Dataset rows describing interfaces

+ + + +

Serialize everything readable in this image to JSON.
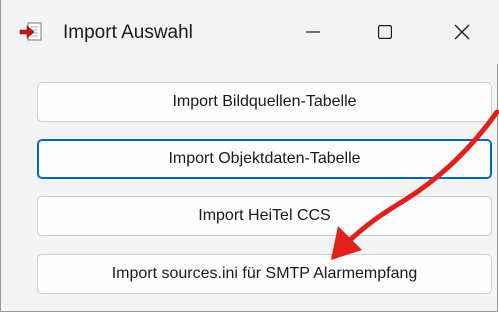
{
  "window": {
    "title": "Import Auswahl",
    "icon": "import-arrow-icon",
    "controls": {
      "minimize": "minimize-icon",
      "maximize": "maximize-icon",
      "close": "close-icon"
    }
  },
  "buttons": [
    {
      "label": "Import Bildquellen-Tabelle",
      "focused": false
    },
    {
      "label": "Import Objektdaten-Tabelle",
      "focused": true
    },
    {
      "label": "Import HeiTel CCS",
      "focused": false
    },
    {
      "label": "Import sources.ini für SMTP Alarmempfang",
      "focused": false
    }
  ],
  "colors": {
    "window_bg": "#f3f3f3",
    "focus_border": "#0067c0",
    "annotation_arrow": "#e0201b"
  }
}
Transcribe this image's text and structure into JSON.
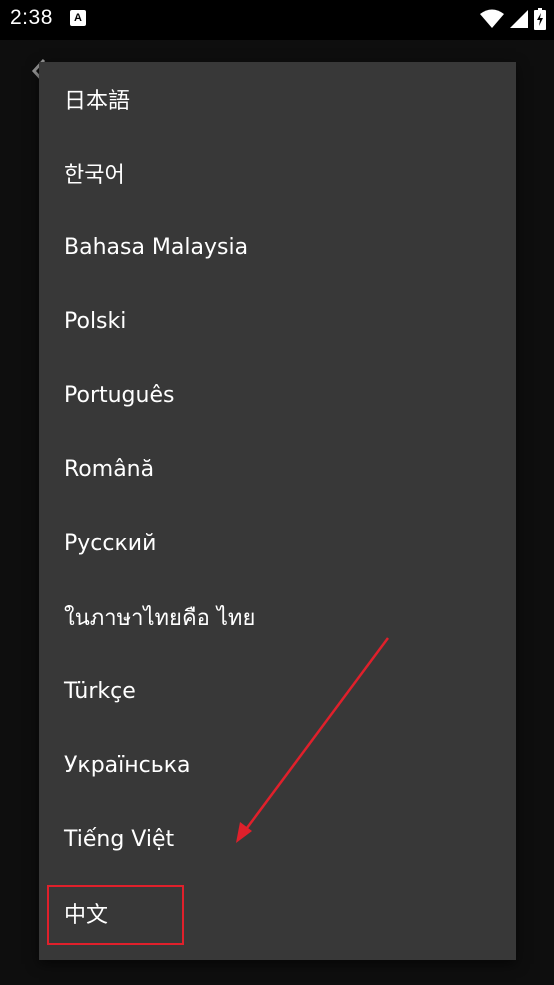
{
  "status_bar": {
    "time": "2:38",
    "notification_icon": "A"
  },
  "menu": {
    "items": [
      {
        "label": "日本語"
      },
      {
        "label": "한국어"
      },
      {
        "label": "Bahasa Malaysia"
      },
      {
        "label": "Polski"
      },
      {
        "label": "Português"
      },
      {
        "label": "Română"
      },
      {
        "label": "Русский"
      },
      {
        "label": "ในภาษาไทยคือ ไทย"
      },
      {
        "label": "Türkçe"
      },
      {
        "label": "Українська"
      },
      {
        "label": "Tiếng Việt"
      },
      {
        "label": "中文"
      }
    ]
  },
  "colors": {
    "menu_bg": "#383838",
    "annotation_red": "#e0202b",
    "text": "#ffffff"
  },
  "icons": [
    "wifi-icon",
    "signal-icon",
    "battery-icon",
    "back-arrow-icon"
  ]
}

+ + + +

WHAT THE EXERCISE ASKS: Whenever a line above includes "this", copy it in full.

WRITTEN ANSWER:
Serialize everything readable in this image to JSON.
Transcribe this image's text and structure into JSON.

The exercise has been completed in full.